Let me take you by the hand

Up to the man, up to the man

Who's the leader of the band

 

And if you want to hear the Swanee River played in ragtime

Come on and hear, come on and hear

Alexander's Ragtime Band

It don't mean a thing
(if it ain’t got that swing)

One of the enduring pieces in the corpus of American Jazz standards, this song by Duke Ellington has been recorded hundreds of times and remains a shining example of the genre. This was the closing number of our concert earlier this month, and brings the penultimate portion of tonight's concert to a close – the final piece coming up, as you will see, takes us in a bit of a different direction...

It don't mean a thing, if it ain't got that swing

(doo-ah, doo-ah, doo-ah, doo-ah, doo-ah, doo-ah, doo-ah, doo-ah)

It don't mean a thing all you got to do is sing

(doo-ah...)

It makes no difference

If it's sweet or hot

Just give that rhythm

Everything you've got

No, It don't mean a thing, if it ain't got that swing

(doo-ah...)

Take What You Need

Written by Reena Esmail for Street Symphony in 2011, Take What You Need is a piece of music designed to facilitate community. In Esmail’s words: “Take What You Need creates a warm, safe space for musicians and community. The piece alternates between Choruses and Interludes…Each chorus is a call and response form. The vocalist(s) will sing the call, and the audience and/or community chorus sings the response. This encourages anyone, even if they have never heard the piece before, to participate actively in the creation of the musical space. The interludes are where Take What You Need becomes about, by and for your community.” In this evening’s slightly truncated version, we hope to give you a sense of the piece while joining all of our voices together.

 

Indian-American composer Reena Esmail works between the worlds of Indian and Western classical music, and brings communities together through the creation of equitable musical spaces. Esmail is the Los Angeles Master Chorale’s 2020-2023 Swan Family Artist in Residence, and Seattle Symphony’s 2020-21 Composer-in-Residence. Her record of awards and achievements is extensive (she’s kind of a big deal!), including being named a 2019 United States Artist Fellow in Music, and the 2019 Grand Prize of the S & R Foundation’s Washington Award.

 

More information about Esmail’s work can be found at her website: https://www.reenaesmail.com/, and more information about this piece, including scores available for free, can be found at http://www.streetsymphony.org/takewhatyouneed.

Take a moment  

Take a breath  

Take time  

Take care  

Take heart  
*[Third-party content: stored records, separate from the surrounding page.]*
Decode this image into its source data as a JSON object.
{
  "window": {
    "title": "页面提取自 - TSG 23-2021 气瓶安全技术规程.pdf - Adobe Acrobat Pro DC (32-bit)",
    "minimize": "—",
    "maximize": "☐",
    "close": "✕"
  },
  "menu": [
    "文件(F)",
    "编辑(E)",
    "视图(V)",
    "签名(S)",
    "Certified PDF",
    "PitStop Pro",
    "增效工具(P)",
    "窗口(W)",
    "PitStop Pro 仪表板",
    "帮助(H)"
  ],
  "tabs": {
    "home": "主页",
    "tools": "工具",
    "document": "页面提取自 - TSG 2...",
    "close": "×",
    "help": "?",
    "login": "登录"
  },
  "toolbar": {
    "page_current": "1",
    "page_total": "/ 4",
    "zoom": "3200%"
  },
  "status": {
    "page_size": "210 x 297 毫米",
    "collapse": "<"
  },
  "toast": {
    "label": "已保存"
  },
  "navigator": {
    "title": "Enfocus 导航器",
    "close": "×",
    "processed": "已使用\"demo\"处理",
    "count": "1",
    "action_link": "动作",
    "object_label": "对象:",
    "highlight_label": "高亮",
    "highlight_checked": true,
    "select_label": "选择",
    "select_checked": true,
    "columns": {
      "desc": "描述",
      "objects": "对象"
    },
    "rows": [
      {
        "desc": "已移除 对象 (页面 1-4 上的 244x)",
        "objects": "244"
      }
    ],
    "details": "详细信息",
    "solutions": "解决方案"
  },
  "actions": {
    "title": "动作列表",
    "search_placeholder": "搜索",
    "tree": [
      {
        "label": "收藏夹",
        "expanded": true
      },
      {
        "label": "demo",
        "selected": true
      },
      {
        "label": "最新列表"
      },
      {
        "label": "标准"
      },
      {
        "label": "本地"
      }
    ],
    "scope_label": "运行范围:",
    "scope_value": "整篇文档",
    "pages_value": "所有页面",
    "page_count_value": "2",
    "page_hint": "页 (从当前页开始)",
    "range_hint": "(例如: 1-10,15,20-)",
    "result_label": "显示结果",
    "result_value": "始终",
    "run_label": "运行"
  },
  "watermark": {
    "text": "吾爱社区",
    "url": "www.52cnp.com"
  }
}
Take hope  

Take a step  

Take a chance  

Take courage  

Take charge  

Take a stand  

Take pride

Take joy     

Take pause     

Take a moment      

Take a breath      

Take what you need 

 

Take what you need…